Here are just a few things to teach your child, or children who visit your home, when it comes to making friends with the dog in your life.

Always ask first
One of the best ways to assure that a child is safe around a dog is to teach your child to always ask the owner before approaching the dog. This tactic can especially come in handy when your child sees an approaching dog while on a walk. Some kids simply love dogs and want to run up to pet the pooch right away. However, this is not always the safe option.

Instead, teach your child to ask the owner, “can I pet your dog?” This gives the owner a chance to see your child approaching (sometimes they are lost in podcast or distracted) and make the determination if it is appropriate. The owner can also give any specific direction to the child, or give the dog a command to Sit first.

Slow and steady
Kids can sometimes be a bit – ahem – unpredictable. Quick movements, while second nature to your child, can be startling to dogs of any age. Teach your child to approach the dog slowly to make contact. Quick pets or jarring pokes are no good for anyone.

Gentle and soft
If you have ever interacted with a toddler, repeating the words “gentle, gentle” are the norm. This approach goes for dog contact as well. Remind your child to pet gently, and to pet the dog on the back or side. Steer clear from the face or ears, especially if the dog is not yours.

Praise and repeat
After a successful interaction, praise your child for a job well done and thank the dog owner for sharing their best friend with you. If you do not have a dog at home, this type of repeated positive interaction with dogs can be beneficial for your child.

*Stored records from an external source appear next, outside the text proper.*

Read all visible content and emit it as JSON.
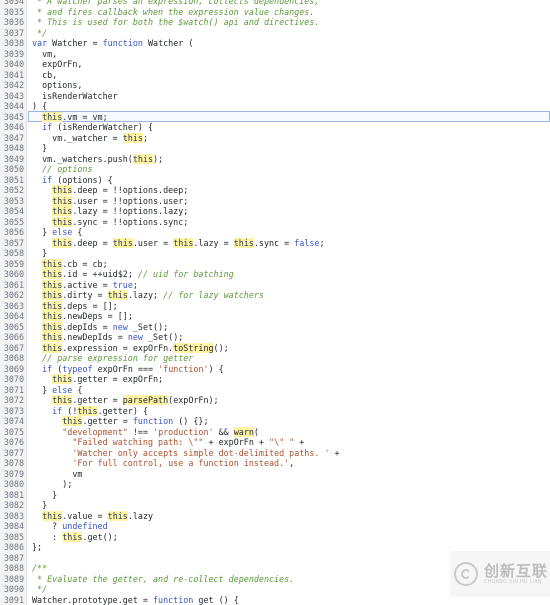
{
  "editor": {
    "lines": [
      {
        "num": "3034",
        "tokens": [
          [
            "t-comment",
            " * A watcher parses an expression, collects dependencies,"
          ]
        ]
      },
      {
        "num": "3035",
        "tokens": [
          [
            "t-comment",
            " * and fires callback when the expression value changes."
          ]
        ]
      },
      {
        "num": "3036",
        "tokens": [
          [
            "t-comment",
            " * This is used for both the $watch() api and directives."
          ]
        ]
      },
      {
        "num": "3037",
        "tokens": [
          [
            "t-comment",
            " */"
          ]
        ]
      },
      {
        "num": "3038",
        "tokens": [
          [
            "t-kw",
            "var"
          ],
          [
            "t-plain",
            " Watcher = "
          ],
          [
            "t-kw",
            "function"
          ],
          [
            "t-plain",
            " Watcher ("
          ]
        ]
      },
      {
        "num": "3039",
        "tokens": [
          [
            "t-plain",
            "  vm,"
          ]
        ]
      },
      {
        "num": "3040",
        "tokens": [
          [
            "t-plain",
            "  expOrFn,"
          ]
        ]
      },
      {
        "num": "3041",
        "tokens": [
          [
            "t-plain",
            "  cb,"
          ]
        ]
      },
      {
        "num": "3042",
        "tokens": [
          [
            "t-plain",
            "  options,"
          ]
        ]
      },
      {
        "num": "3043",
        "tokens": [
          [
            "t-plain",
            "  isRenderWatcher"
          ]
        ]
      },
      {
        "num": "3044",
        "tokens": [
          [
            "t-plain",
            ") {"
          ]
        ]
      },
      {
        "num": "3045",
        "hl": true,
        "tokens": [
          [
            "t-plain",
            "  "
          ],
          [
            "t-this",
            "this"
          ],
          [
            "t-plain",
            ".vm = vm;"
          ]
        ]
      },
      {
        "num": "3046",
        "tokens": [
          [
            "t-plain",
            "  "
          ],
          [
            "t-kw",
            "if"
          ],
          [
            "t-plain",
            " (isRenderWatcher) {"
          ]
        ]
      },
      {
        "num": "3047",
        "tokens": [
          [
            "t-plain",
            "    vm._watcher = "
          ],
          [
            "t-this",
            "this"
          ],
          [
            "t-plain",
            ";"
          ]
        ]
      },
      {
        "num": "3048",
        "tokens": [
          [
            "t-plain",
            "  }"
          ]
        ]
      },
      {
        "num": "3049",
        "tokens": [
          [
            "t-plain",
            "  vm._watchers.push("
          ],
          [
            "t-this",
            "this"
          ],
          [
            "t-plain",
            ");"
          ]
        ]
      },
      {
        "num": "3050",
        "tokens": [
          [
            "t-comment",
            "  // options"
          ]
        ]
      },
      {
        "num": "3051",
        "tokens": [
          [
            "t-plain",
            "  "
          ],
          [
            "t-kw",
            "if"
          ],
          [
            "t-plain",
            " (options) {"
          ]
        ]
      },
      {
        "num": "3052",
        "tokens": [
          [
            "t-plain",
            "    "
          ],
          [
            "t-this",
            "this"
          ],
          [
            "t-plain",
            ".deep = !!options.deep;"
          ]
        ]
      },
      {
        "num": "3053",
        "tokens": [
          [
            "t-plain",
            "    "
          ],
          [
            "t-this",
            "this"
          ],
          [
            "t-plain",
            ".user = !!options.user;"
          ]
        ]
      },
      {
        "num": "3054",
        "tokens": [
          [
            "t-plain",
            "    "
          ],
          [
            "t-this",
            "this"
          ],
          [
            "t-plain",
            ".lazy = !!options.lazy;"
          ]
        ]
      },
      {
        "num": "3055",
        "tokens": [
          [
            "t-plain",
            "    "
          ],
          [
            "t-this",
            "this"
          ],
          [
            "t-plain",
            ".sync = !!options.sync;"
          ]
        ]
      },
      {
        "num": "3056",
        "tokens": [
          [
            "t-plain",
            "  } "
          ],
          [
            "t-kw",
            "else"
          ],
          [
            "t-plain",
            " {"
          ]
        ]
      },
      {
        "num": "3057",
        "tokens": [
          [
            "t-plain",
            "    "
          ],
          [
            "t-this",
            "this"
          ],
          [
            "t-plain",
            ".deep = "
          ],
          [
            "t-this",
            "this"
          ],
          [
            "t-plain",
            ".user = "
          ],
          [
            "t-this",
            "this"
          ],
          [
            "t-plain",
            ".lazy = "
          ],
          [
            "t-this",
            "this"
          ],
          [
            "t-plain",
            ".sync = "
          ],
          [
            "t-kw",
            "false"
          ],
          [
            "t-plain",
            ";"
          ]
        ]
      },
      {
        "num": "3058",
        "tokens": [
          [
            "t-plain",
            "  }"
          ]
        ]
      },
      {
        "num": "3059",
        "tokens": [
          [
            "t-plain",
            "  "
          ],
          [
            "t-this",
            "this"
          ],
          [
            "t-plain",
            ".cb = cb;"
          ]
        ]
      },
      {
        "num": "3060",
        "tokens": [
          [
            "t-plain",
            "  "
          ],
          [
            "t-this",
            "this"
          ],
          [
            "t-plain",
            ".id = ++uid$2; "
          ],
          [
            "t-comment",
            "// uid for batching"
          ]
        ]
      },
      {
        "num": "3061",
        "tokens": [
          [
            "t-plain",
            "  "
          ],
          [
            "t-this",
            "this"
          ],
          [
            "t-plain",
            ".active = "
          ],
          [
            "t-kw",
            "true"
          ],
          [
            "t-plain",
            ";"
          ]
        ]
      },
      {
        "num": "3062",
        "tokens": [
          [
            "t-plain",
            "  "
          ],
          [
            "t-this",
            "this"
          ],
          [
            "t-plain",
            ".dirty = "
          ],
          [
            "t-this",
            "this"
          ],
          [
            "t-plain",
            ".lazy; "
          ],
          [
            "t-comment",
            "// for lazy watchers"
          ]
        ]
      },
      {
        "num": "3063",
        "tokens": [
          [
            "t-plain",
            "  "
          ],
          [
            "t-this",
            "this"
          ],
          [
            "t-plain",
            ".deps = [];"
          ]
        ]
      },
      {
        "num": "3064",
        "tokens": [
          [
            "t-plain",
            "  "
          ],
          [
            "t-this",
            "this"
          ],
          [
            "t-plain",
            ".newDeps = [];"
          ]
        ]
      },
      {
        "num": "3065",
        "tokens": [
          [
            "t-plain",
            "  "
          ],
          [
            "t-this",
            "this"
          ],
          [
            "t-plain",
            ".depIds = "
          ],
          [
            "t-kw",
            "new"
          ],
          [
            "t-plain",
            " _Set();"
          ]
        ]
      },
      {
        "num": "3066",
        "tokens": [
          [
            "t-plain",
            "  "
          ],
          [
            "t-this",
            "this"
          ],
          [
            "t-plain",
            ".newDepIds = "
          ],
          [
            "t-kw",
            "new"
          ],
          [
            "t-plain",
            " _Set();"
          ]
        ]
      },
      {
        "num": "3067",
        "tokens": [
          [
            "t-plain",
            "  "
          ],
          [
            "t-this",
            "this"
          ],
          [
            "t-plain",
            ".expression = expOrFn."
          ],
          [
            "t-fn",
            "toString"
          ],
          [
            "t-plain",
            "();"
          ]
        ]
      },
      {
        "num": "3068",
        "tokens": [
          [
            "t-comment",
            "  // parse expression for getter"
          ]
        ]
      },
      {
        "num": "3069",
        "tokens": [
          [
            "t-plain",
            "  "
          ],
          [
            "t-kw",
            "if"
          ],
          [
            "t-plain",
            " ("
          ],
          [
            "t-kw",
            "typeof"
          ],
          [
            "t-plain",
            " expOrFn === "
          ],
          [
            "t-str",
            "'function'"
          ],
          [
            "t-plain",
            ") {"
          ]
        ]
      },
      {
        "num": "3070",
        "tokens": [
          [
            "t-plain",
            "    "
          ],
          [
            "t-this",
            "this"
          ],
          [
            "t-plain",
            ".getter = expOrFn;"
          ]
        ]
      },
      {
        "num": "3071",
        "tokens": [
          [
            "t-plain",
            "  } "
          ],
          [
            "t-kw",
            "else"
          ],
          [
            "t-plain",
            " {"
          ]
        ]
      },
      {
        "num": "3072",
        "tokens": [
          [
            "t-plain",
            "    "
          ],
          [
            "t-this",
            "this"
          ],
          [
            "t-plain",
            ".getter = "
          ],
          [
            "t-fn",
            "parsePath"
          ],
          [
            "t-plain",
            "(expOrFn);"
          ]
        ]
      },
      {
        "num": "3073",
        "tokens": [
          [
            "t-plain",
            "    "
          ],
          [
            "t-kw",
            "if"
          ],
          [
            "t-plain",
            " (!"
          ],
          [
            "t-this",
            "this"
          ],
          [
            "t-plain",
            ".getter) {"
          ]
        ]
      },
      {
        "num": "3074",
        "tokens": [
          [
            "t-plain",
            "      "
          ],
          [
            "t-this",
            "this"
          ],
          [
            "t-plain",
            ".getter = "
          ],
          [
            "t-kw",
            "function"
          ],
          [
            "t-plain",
            " () {};"
          ]
        ]
      },
      {
        "num": "3075",
        "tokens": [
          [
            "t-plain",
            "      "
          ],
          [
            "t-str",
            "\"development\""
          ],
          [
            "t-plain",
            " !== "
          ],
          [
            "t-str",
            "'production'"
          ],
          [
            "t-plain",
            " && "
          ],
          [
            "t-fn",
            "warn"
          ],
          [
            "t-plain",
            "("
          ]
        ]
      },
      {
        "num": "3076",
        "tokens": [
          [
            "t-plain",
            "        "
          ],
          [
            "t-str",
            "\"Failed watching path: \\\"\""
          ],
          [
            "t-plain",
            " + expOrFn + "
          ],
          [
            "t-str",
            "\"\\\" \""
          ],
          [
            "t-plain",
            " +"
          ]
        ]
      },
      {
        "num": "3077",
        "tokens": [
          [
            "t-plain",
            "        "
          ],
          [
            "t-str",
            "'Watcher only accepts simple dot-delimited paths. '"
          ],
          [
            "t-plain",
            " +"
          ]
        ]
      },
      {
        "num": "3078",
        "tokens": [
          [
            "t-plain",
            "        "
          ],
          [
            "t-str",
            "'For full control, use a function instead.'"
          ],
          [
            "t-plain",
            ","
          ]
        ]
      },
      {
        "num": "3079",
        "tokens": [
          [
            "t-plain",
            "        vm"
          ]
        ]
      },
      {
        "num": "3080",
        "tokens": [
          [
            "t-plain",
            "      );"
          ]
        ]
      },
      {
        "num": "3081",
        "tokens": [
          [
            "t-plain",
            "    }"
          ]
        ]
      },
      {
        "num": "3082",
        "tokens": [
          [
            "t-plain",
            "  }"
          ]
        ]
      },
      {
        "num": "3083",
        "tokens": [
          [
            "t-plain",
            "  "
          ],
          [
            "t-this",
            "this"
          ],
          [
            "t-plain",
            ".value = "
          ],
          [
            "t-this",
            "this"
          ],
          [
            "t-plain",
            ".lazy"
          ]
        ]
      },
      {
        "num": "3084",
        "tokens": [
          [
            "t-plain",
            "    ? "
          ],
          [
            "t-kw",
            "undefined"
          ]
        ]
      },
      {
        "num": "3085",
        "tokens": [
          [
            "t-plain",
            "    : "
          ],
          [
            "t-this",
            "this"
          ],
          [
            "t-plain",
            ".get();"
          ]
        ]
      },
      {
        "num": "3086",
        "tokens": [
          [
            "t-plain",
            "};"
          ]
        ]
      },
      {
        "num": "3087",
        "tokens": [
          [
            "t-plain",
            ""
          ]
        ]
      },
      {
        "num": "3088",
        "tokens": [
          [
            "t-comment",
            "/**"
          ]
        ]
      },
      {
        "num": "3089",
        "tokens": [
          [
            "t-comment",
            " * Evaluate the getter, and re-collect dependencies."
          ]
        ]
      },
      {
        "num": "3090",
        "tokens": [
          [
            "t-comment",
            " */"
          ]
        ]
      },
      {
        "num": "3091",
        "tokens": [
          [
            "t-plain",
            "Watcher.prototype.get = "
          ],
          [
            "t-kw",
            "function"
          ],
          [
            "t-plain",
            " get () {"
          ]
        ]
      }
    ]
  },
  "watermark": {
    "brand_cn": "创新互联",
    "brand_en": "CHUANG XIN HU LIAN"
  }
}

If you have a dog at home and are not comfortable with your dog interacting with children due to an obedience or manners issue, we may be able to help you and your dog become more comfortable. Give us a call to set up a consultation and hear more about our obedience options.